One bank’s effort to improve transaction security.
One of the main reasons Presidio Bank wanted to strengthen the security of its financial transactions was the large number of expensive fraud incidents occurring in the industry, according to Fred Bailard, Presidio executive vice president.
Bailard says he also wanted to beef up transaction security because Presidio mainly has business customers, who do not receive the same level of fraud protection under law as those with consumer accounts. Business account transactions also tend to have a higher dollar value than their consumer counterparts.
The answer was a secure, encrypted channel for carrying out transactions, he says. Bailard researched options for about 18 months before settling on the Trusted Access solution from IronKey, he says, partly because the vendor has a relatively large number of clients in the military and government and partly because it was user friendly. The client could download and set up the software it would need on its end in about seven minutes. The bank would provide individual clients with software by entering information, including an individual account number, into an IronKey online administrative console. Clients would then automatically receive an e-mail with set up instructions. And the program didn’t appear to be intrusive to clients; it did not make clients “go through too many hoops,” says Bailard.
Customers were originally sent a message describing the new solution and explaining how to download and implement it. Clients were also asked to contact their individual relationship service manager for assistance. In many cases, however, customers were able to set it up on their own.
Bailard also says that now that it has been implemented, performing updates is a simple, one-step process that can be conducted on the back end at the bank. The bank can make updates through the administrative console; those updates then apply to client solutions the next time they’re activated.
The solution creates a virtual private network using strong Advanced Encryption Standard encryption, which clients can use to access the bank through IronKey’s servers.
The bank also looked at providing clients with antimalware solutions, he says, but Presidio wouldn’t be able to be sure that businesses were keeping their software updated, since it did not work as easily as this solution.
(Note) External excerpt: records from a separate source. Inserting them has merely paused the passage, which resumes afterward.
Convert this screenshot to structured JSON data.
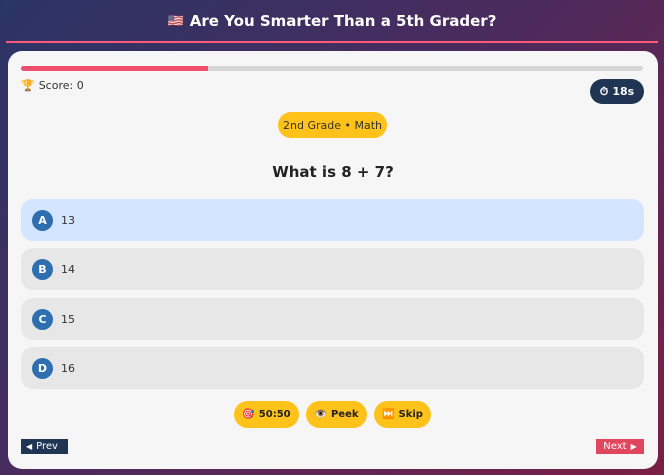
{
  "header": {
    "flag_icon": "us-flag-icon",
    "title": "Are You Smarter Than a 5th Grader?"
  },
  "progress": {
    "fraction": 0.3
  },
  "score": {
    "label": "Score: 0"
  },
  "timer": {
    "label": "18s"
  },
  "category": {
    "label": "2nd Grade • Math"
  },
  "question": {
    "text": "What is 8 + 7?"
  },
  "options": [
    {
      "letter": "A",
      "text": "13",
      "selected": true
    },
    {
      "letter": "B",
      "text": "14",
      "selected": false
    },
    {
      "letter": "C",
      "text": "15",
      "selected": false
    },
    {
      "letter": "D",
      "text": "16",
      "selected": false
    }
  ],
  "lifelines": [
    {
      "icon": "🎯",
      "label": "50:50"
    },
    {
      "icon": "👁️",
      "label": "Peek"
    },
    {
      "icon": "⏭️",
      "label": "Skip"
    }
  ],
  "nav": {
    "prev_label": "Prev",
    "next_label": "Next"
  },
  "colors": {
    "accent": "#ffc21a",
    "progress": "#f0506e",
    "dark": "#1f3553"
  }
}
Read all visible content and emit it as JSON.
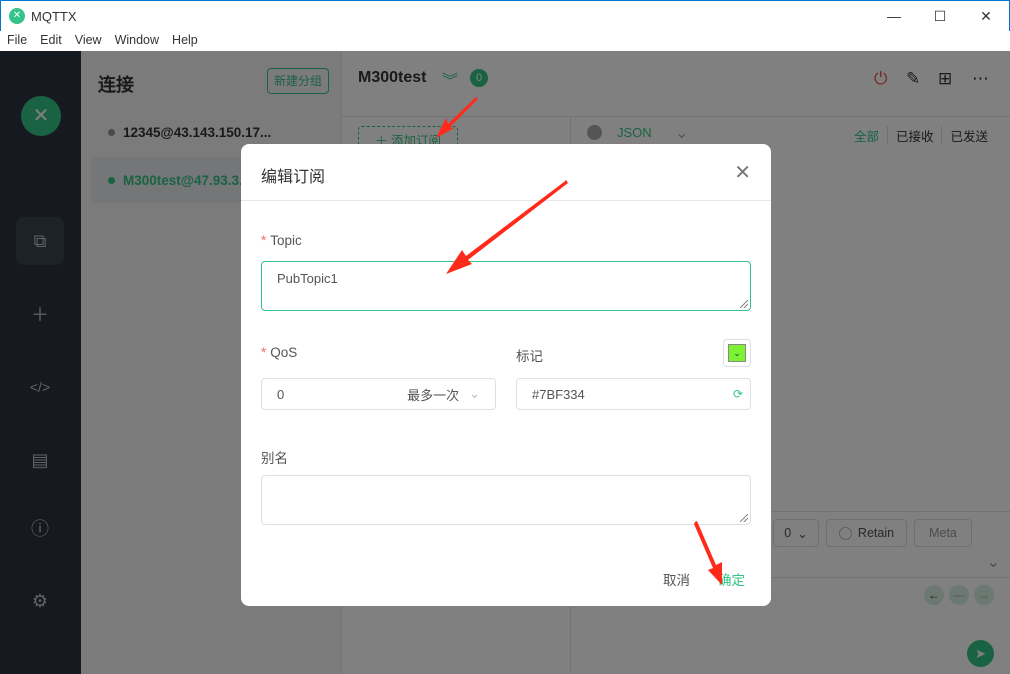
{
  "window": {
    "title": "MQTTX",
    "minimize": "—",
    "maximize": "☐",
    "close": "✕"
  },
  "menu": [
    "File",
    "Edit",
    "View",
    "Window",
    "Help"
  ],
  "connections": {
    "title": "连接",
    "new_group": "新建分组",
    "items": [
      {
        "label": "12345@43.143.150.17...",
        "status_color": "#909399"
      },
      {
        "label": "M300test@47.93.3...",
        "status_color": "#34c388"
      }
    ]
  },
  "main": {
    "name": "M300test",
    "badge": "0",
    "add_subscription": "添加订阅",
    "format": "JSON",
    "filters": [
      "全部",
      "已接收",
      "已发送"
    ],
    "qos": "0",
    "retain": "Retain",
    "meta": "Meta"
  },
  "dialog": {
    "title": "编辑订阅",
    "topic_label": "Topic",
    "topic_value": "PubTopic1",
    "qos_label": "QoS",
    "qos_value": "0",
    "qos_desc": "最多一次",
    "mark_label": "标记",
    "mark_value": "#7BF334",
    "alias_label": "别名",
    "alias_value": "",
    "cancel": "取消",
    "ok": "确定"
  },
  "colors": {
    "accent": "#34c388",
    "mark": "#7BF334",
    "arrow": "#ff2a1a"
  }
}
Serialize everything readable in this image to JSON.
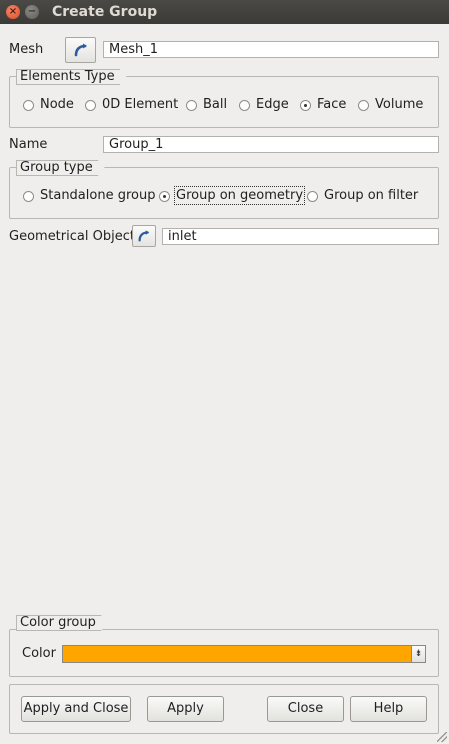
{
  "window": {
    "title": "Create Group",
    "close_glyph": "×",
    "minimize_glyph": "−"
  },
  "mesh": {
    "label": "Mesh",
    "value": "Mesh_1",
    "select_icon": "curve-arrow-icon"
  },
  "elements_type": {
    "title": "Elements Type",
    "options": [
      "Node",
      "0D Element",
      "Ball",
      "Edge",
      "Face",
      "Volume"
    ],
    "selected": "Face"
  },
  "name": {
    "label": "Name",
    "value": "Group_1"
  },
  "group_type": {
    "title": "Group type",
    "options": [
      "Standalone group",
      "Group on geometry",
      "Group on filter"
    ],
    "selected": "Group on geometry"
  },
  "geom": {
    "label": "Geometrical Object",
    "value": "inlet",
    "select_icon": "curve-arrow-icon"
  },
  "color_group": {
    "title": "Color group",
    "label": "Color",
    "color": "#ffa500",
    "drop_glyph": "⇟"
  },
  "buttons": {
    "apply_close": "Apply and Close",
    "apply": "Apply",
    "close": "Close",
    "help": "Help"
  },
  "colors": {
    "titlebar": "#3b3a36",
    "background": "#efeeec",
    "accent_close": "#dd4c24"
  }
}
IronKey also provides clients with a hardshell browser that protects against infections by creating a virtual sandbox. Customers can open the secure browser via an icon located on their screen. Both the browser and the operating system that is also part of the solution are developed by IronKey.
To gain access to the Trusted Access secure channel, clients must enter a user name and password when they launch the solution. Another security measure is a back-end solution that checks the user’s Internet Protocol address. This helps to limit the possibility of a third party taking the password and user name and gaining entry from an unauthorized computer.
If a customer wants to use the solution from an additional computer, it needs to contact the bank, which will enter that information into the administrative console. Users will then get a new e-mail that they can use to download software onto the additional machine.
The bank has also chosen to purchase some of IronKey’s standalone encrypted USB drives that contain the software. These can be plugged into computers when clients are traveling. No information entered into the secure browsers is left on the temporary computer.
The solution didn’t work on Apple Macintoshes at first, but the bank has since worked with IronKey to provide such functionality so that clients with those computers can use it. The bank requires that all clients use the software.
Bailard thinks clients appreciate that Presidio “went to this level for this kind of solution.” The bank “has had nothing but good comments.” He also says that he feels more secure about transactions. “We haven’t yet seen somebody break this kind of solution.”